__What this task involves__
The answer should consist of every line of the material, repeated verbatim.
*** Opening Supplied material ***
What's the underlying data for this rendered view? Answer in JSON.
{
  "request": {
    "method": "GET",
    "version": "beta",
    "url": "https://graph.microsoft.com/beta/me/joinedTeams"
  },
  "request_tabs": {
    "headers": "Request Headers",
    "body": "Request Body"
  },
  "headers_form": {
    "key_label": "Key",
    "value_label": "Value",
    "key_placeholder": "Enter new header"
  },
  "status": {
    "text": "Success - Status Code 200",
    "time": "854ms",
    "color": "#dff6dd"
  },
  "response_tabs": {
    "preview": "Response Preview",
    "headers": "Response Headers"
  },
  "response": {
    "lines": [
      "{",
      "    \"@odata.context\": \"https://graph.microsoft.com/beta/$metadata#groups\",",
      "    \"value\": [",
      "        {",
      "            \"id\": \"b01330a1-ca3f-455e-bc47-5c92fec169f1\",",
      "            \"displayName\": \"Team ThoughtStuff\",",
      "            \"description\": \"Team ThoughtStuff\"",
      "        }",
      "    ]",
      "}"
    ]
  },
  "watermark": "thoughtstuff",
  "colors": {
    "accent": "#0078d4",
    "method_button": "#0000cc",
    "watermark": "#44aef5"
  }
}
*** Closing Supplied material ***
__Exercise answer__
What's the underlying data for this rendered view? Answer in JSON.
{
  "request": {
    "method": "GET",
    "version": "beta",
    "url": "https://graph.microsoft.com/beta/me/joinedTeams"
  },
  "request_tabs": {
    "headers": "Request Headers",
    "body": "Request Body"
  },
  "headers_form": {
    "key_label": "Key",
    "value_label": "Value",
    "key_placeholder": "Enter new header"
  },
  "status": {
    "text": "Success - Status Code 200",
    "time": "854ms",
    "color": "#dff6dd"
  },
  "response_tabs": {
    "preview": "Response Preview",
    "headers": "Response Headers"
  },
  "response": {
    "lines": [
      "{",
      "    \"@odata.context\": \"https://graph.microsoft.com/beta/$metadata#groups\",",
      "    \"value\": [",
      "        {",
      "            \"id\": \"b01330a1-ca3f-455e-bc47-5c92fec169f1\",",
      "            \"displayName\": \"Team ThoughtStuff\",",
      "            \"description\": \"Team ThoughtStuff\"",
      "        }",
      "    ]",
      "}"
    ]
  },
  "watermark": "thoughtstuff",
  "colors": {
    "accent": "#0078d4",
    "method_button": "#0000cc",
    "watermark": "#44aef5"
  }
}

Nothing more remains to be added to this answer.